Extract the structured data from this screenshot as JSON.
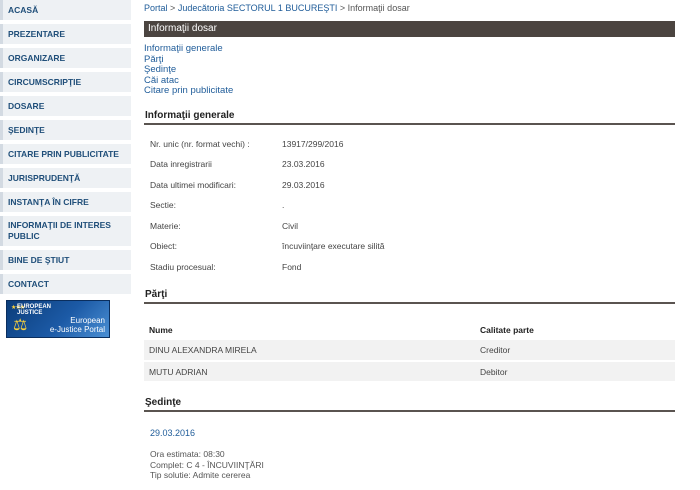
{
  "sidebar": {
    "items": [
      {
        "label": "ACASĂ"
      },
      {
        "label": "PREZENTARE"
      },
      {
        "label": "ORGANIZARE"
      },
      {
        "label": "CIRCUMSCRIPŢIE"
      },
      {
        "label": "DOSARE"
      },
      {
        "label": "ŞEDINŢE"
      },
      {
        "label": "CITARE PRIN PUBLICITATE"
      },
      {
        "label": "JURISPRUDENŢĂ"
      },
      {
        "label": "INSTANŢA ÎN CIFRE"
      },
      {
        "label": "INFORMAŢII DE INTERES PUBLIC"
      },
      {
        "label": "BINE DE ŞTIUT"
      },
      {
        "label": "CONTACT"
      }
    ],
    "banner": {
      "line1": "EUROPEAN",
      "line2": "JUSTICE",
      "title_line1": "European",
      "title_line2": "e-Justice Portal"
    }
  },
  "breadcrumb": {
    "portal": "Portal",
    "court": "Judecătoria SECTORUL 1 BUCUREŞTI",
    "current": "Informaţii dosar",
    "separator": ">"
  },
  "page_title": "Informaţii dosar",
  "anchors": [
    "Informaţii generale",
    "Părţi",
    "Şedinţe",
    "Căi atac",
    "Citare prin publicitate"
  ],
  "general": {
    "title": "Informaţii generale",
    "rows": [
      {
        "label": "Nr. unic (nr. format vechi) :",
        "value": "13917/299/2016"
      },
      {
        "label": "Data inregistrarii",
        "value": "23.03.2016"
      },
      {
        "label": "Data ultimei modificari:",
        "value": "29.03.2016"
      },
      {
        "label": "Sectie:",
        "value": "."
      },
      {
        "label": "Materie:",
        "value": "Civil"
      },
      {
        "label": "Obiect:",
        "value": "încuviinţare executare silită"
      },
      {
        "label": "Stadiu procesual:",
        "value": "Fond"
      }
    ]
  },
  "parti": {
    "title": "Părţi",
    "headers": {
      "name": "Nume",
      "role": "Calitate parte"
    },
    "rows": [
      {
        "name": "DINU ALEXANDRA MIRELA",
        "role": "Creditor"
      },
      {
        "name": "MUTU ADRIAN",
        "role": "Debitor"
      }
    ]
  },
  "sedinte": {
    "title": "Şedinţe",
    "date": "29.03.2016",
    "ora": "Ora estimata: 08:30",
    "complet": "Complet: C 4 - ÎNCUVIINŢĂRI",
    "tip": "Tip solutie: Admite cererea"
  },
  "colors": {
    "nav_text": "#1f4e79",
    "link": "#1f5c99",
    "title_bar": "#4b4440"
  }
}
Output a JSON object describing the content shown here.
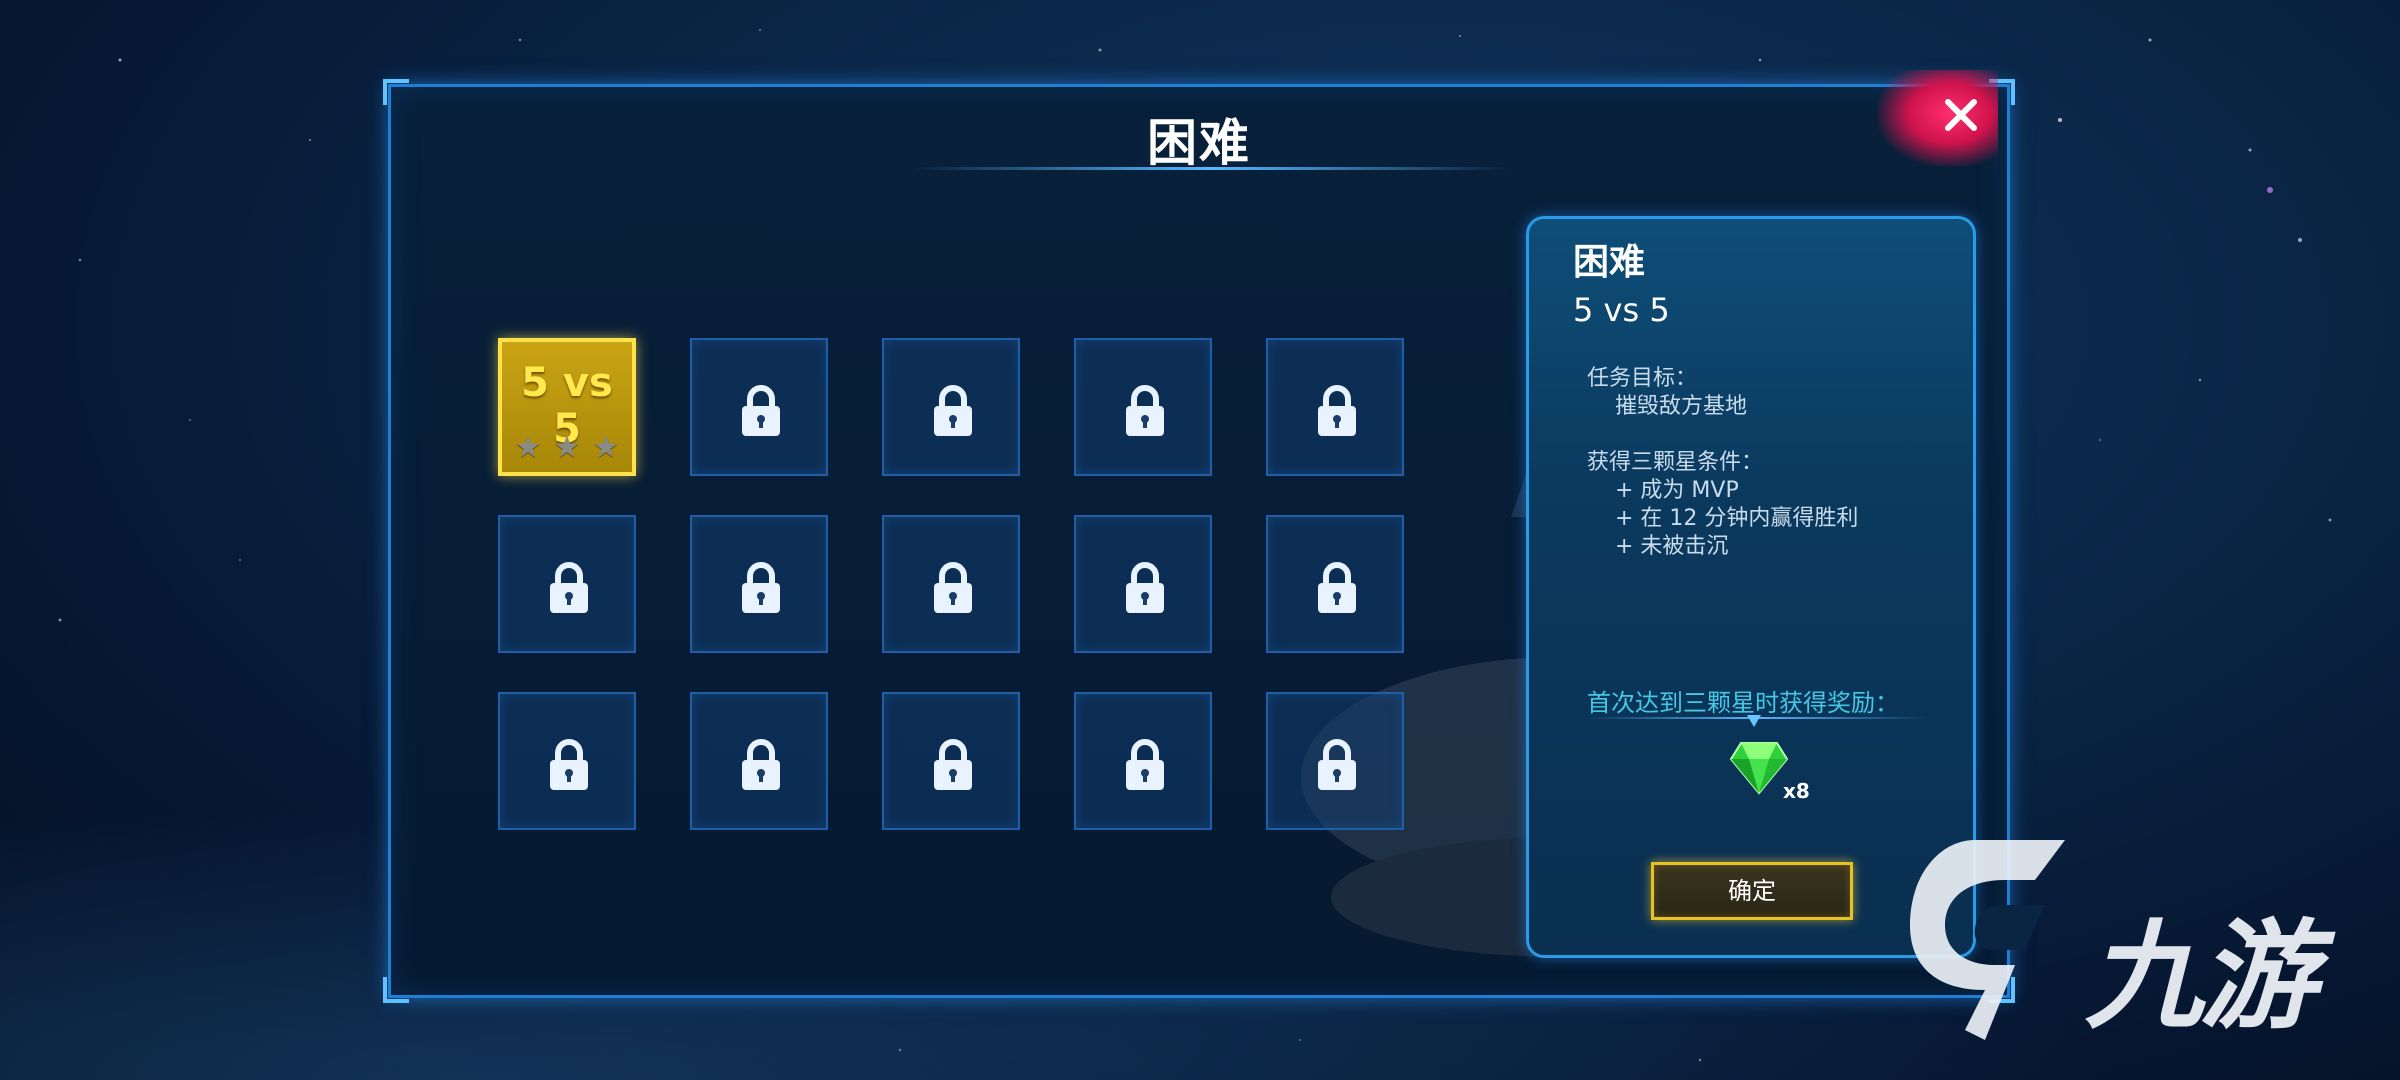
{
  "dialog": {
    "title": "困难",
    "close_icon": "close-icon"
  },
  "levels": [
    {
      "label": "5 vs 5",
      "stars": 3,
      "earned_stars": 0,
      "locked": false,
      "selected": true
    },
    {
      "locked": true
    },
    {
      "locked": true
    },
    {
      "locked": true
    },
    {
      "locked": true
    },
    {
      "locked": true
    },
    {
      "locked": true
    },
    {
      "locked": true
    },
    {
      "locked": true
    },
    {
      "locked": true
    },
    {
      "locked": true
    },
    {
      "locked": true
    },
    {
      "locked": true
    },
    {
      "locked": true
    },
    {
      "locked": true
    }
  ],
  "info": {
    "difficulty": "困难",
    "mode": "5 vs 5",
    "objective_label": "任务目标：",
    "objective": "摧毁敌方基地",
    "condition_label": "获得三颗星条件：",
    "conditions": [
      "+ 成为 MVP",
      "+ 在 12 分钟内赢得胜利",
      "+ 未被击沉"
    ],
    "reward_label": "首次达到三颗星时获得奖励：",
    "reward_icon": "green-gem-icon",
    "reward_count": "x8",
    "confirm_label": "确定"
  },
  "watermark": {
    "text": "九游",
    "logo": "9game-logo-icon"
  },
  "colors": {
    "accent": "#1f7fd4",
    "selected": "#c9a414",
    "close": "#d0134c",
    "reward_text": "#44c8e6",
    "confirm_border": "#e7c221"
  }
}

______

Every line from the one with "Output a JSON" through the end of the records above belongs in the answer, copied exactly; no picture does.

Completed task ->
Output a JSON object describing the content shown here.
{
  "dialog": {
    "title": "困难",
    "close_icon": "close-icon"
  },
  "levels": [
    {
      "label": "5 vs 5",
      "stars": 3,
      "earned_stars": 0,
      "locked": false,
      "selected": true
    },
    {
      "locked": true
    },
    {
      "locked": true
    },
    {
      "locked": true
    },
    {
      "locked": true
    },
    {
      "locked": true
    },
    {
      "locked": true
    },
    {
      "locked": true
    },
    {
      "locked": true
    },
    {
      "locked": true
    },
    {
      "locked": true
    },
    {
      "locked": true
    },
    {
      "locked": true
    },
    {
      "locked": true
    },
    {
      "locked": true
    }
  ],
  "info": {
    "difficulty": "困难",
    "mode": "5 vs 5",
    "objective_label": "任务目标：",
    "objective": "摧毁敌方基地",
    "condition_label": "获得三颗星条件：",
    "conditions": [
      "+ 成为 MVP",
      "+ 在 12 分钟内赢得胜利",
      "+ 未被击沉"
    ],
    "reward_label": "首次达到三颗星时获得奖励：",
    "reward_icon": "green-gem-icon",
    "reward_count": "x8",
    "confirm_label": "确定"
  },
  "watermark": {
    "text": "九游",
    "logo": "9game-logo-icon"
  },
  "colors": {
    "accent": "#1f7fd4",
    "selected": "#c9a414",
    "close": "#d0134c",
    "reward_text": "#44c8e6",
    "confirm_border": "#e7c221"
  }
}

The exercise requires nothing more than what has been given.